#### [Instructions to follow]
Print the entries exactly; skip the pictures.

--- --- ---

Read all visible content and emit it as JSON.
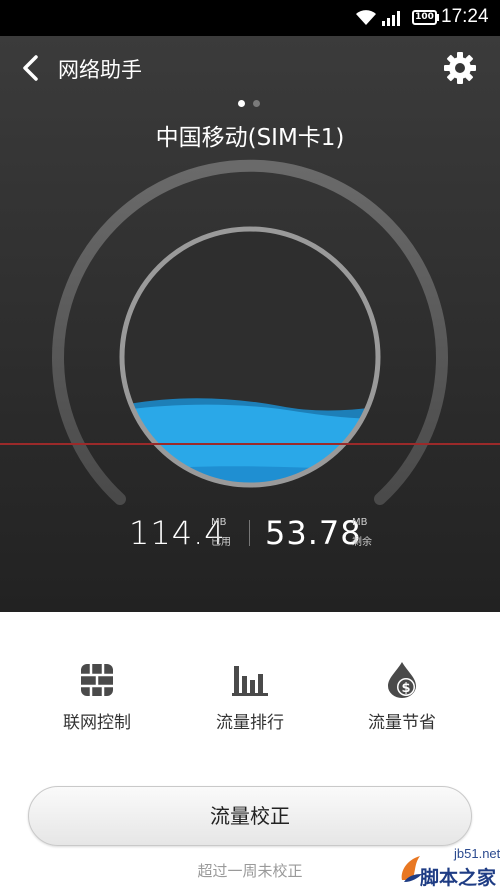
{
  "status_bar": {
    "battery": "100",
    "time": "17:24"
  },
  "header": {
    "title": "网络助手",
    "back_icon": "chevron-left-icon",
    "settings_icon": "gear-icon"
  },
  "carrier": {
    "name": "中国移动(SIM卡1)",
    "pages": 2,
    "active_page": 1
  },
  "gauge": {
    "fill_fraction": 0.32,
    "water_color": "#2aa8e8"
  },
  "usage": {
    "used_value": "114.4",
    "used_unit": "MB",
    "used_label": "已用",
    "remaining_value": "53.78",
    "remaining_unit": "MB",
    "remaining_label": "剩余"
  },
  "features": [
    {
      "label": "联网控制",
      "icon": "firewall-icon"
    },
    {
      "label": "流量排行",
      "icon": "bar-chart-icon"
    },
    {
      "label": "流量节省",
      "icon": "money-drop-icon"
    }
  ],
  "calibrate": {
    "button_label": "流量校正",
    "hint": "超过一周未校正"
  },
  "watermark": {
    "site": "jb51.net",
    "name": "脚本之家"
  },
  "colors": {
    "accent_water": "#2aa8e8",
    "panel_dark": "#2e2e2e",
    "red_line": "#9b2a2a"
  }
}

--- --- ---

#### [Written response]
Read all visible content and emit it as JSON.
{
  "status_bar": {
    "battery": "100",
    "time": "17:24"
  },
  "header": {
    "title": "网络助手",
    "back_icon": "chevron-left-icon",
    "settings_icon": "gear-icon"
  },
  "carrier": {
    "name": "中国移动(SIM卡1)",
    "pages": 2,
    "active_page": 1
  },
  "gauge": {
    "fill_fraction": 0.32,
    "water_color": "#2aa8e8"
  },
  "usage": {
    "used_value": "114.4",
    "used_unit": "MB",
    "used_label": "已用",
    "remaining_value": "53.78",
    "remaining_unit": "MB",
    "remaining_label": "剩余"
  },
  "features": [
    {
      "label": "联网控制",
      "icon": "firewall-icon"
    },
    {
      "label": "流量排行",
      "icon": "bar-chart-icon"
    },
    {
      "label": "流量节省",
      "icon": "money-drop-icon"
    }
  ],
  "calibrate": {
    "button_label": "流量校正",
    "hint": "超过一周未校正"
  },
  "watermark": {
    "site": "jb51.net",
    "name": "脚本之家"
  },
  "colors": {
    "accent_water": "#2aa8e8",
    "panel_dark": "#2e2e2e",
    "red_line": "#9b2a2a"
  }
}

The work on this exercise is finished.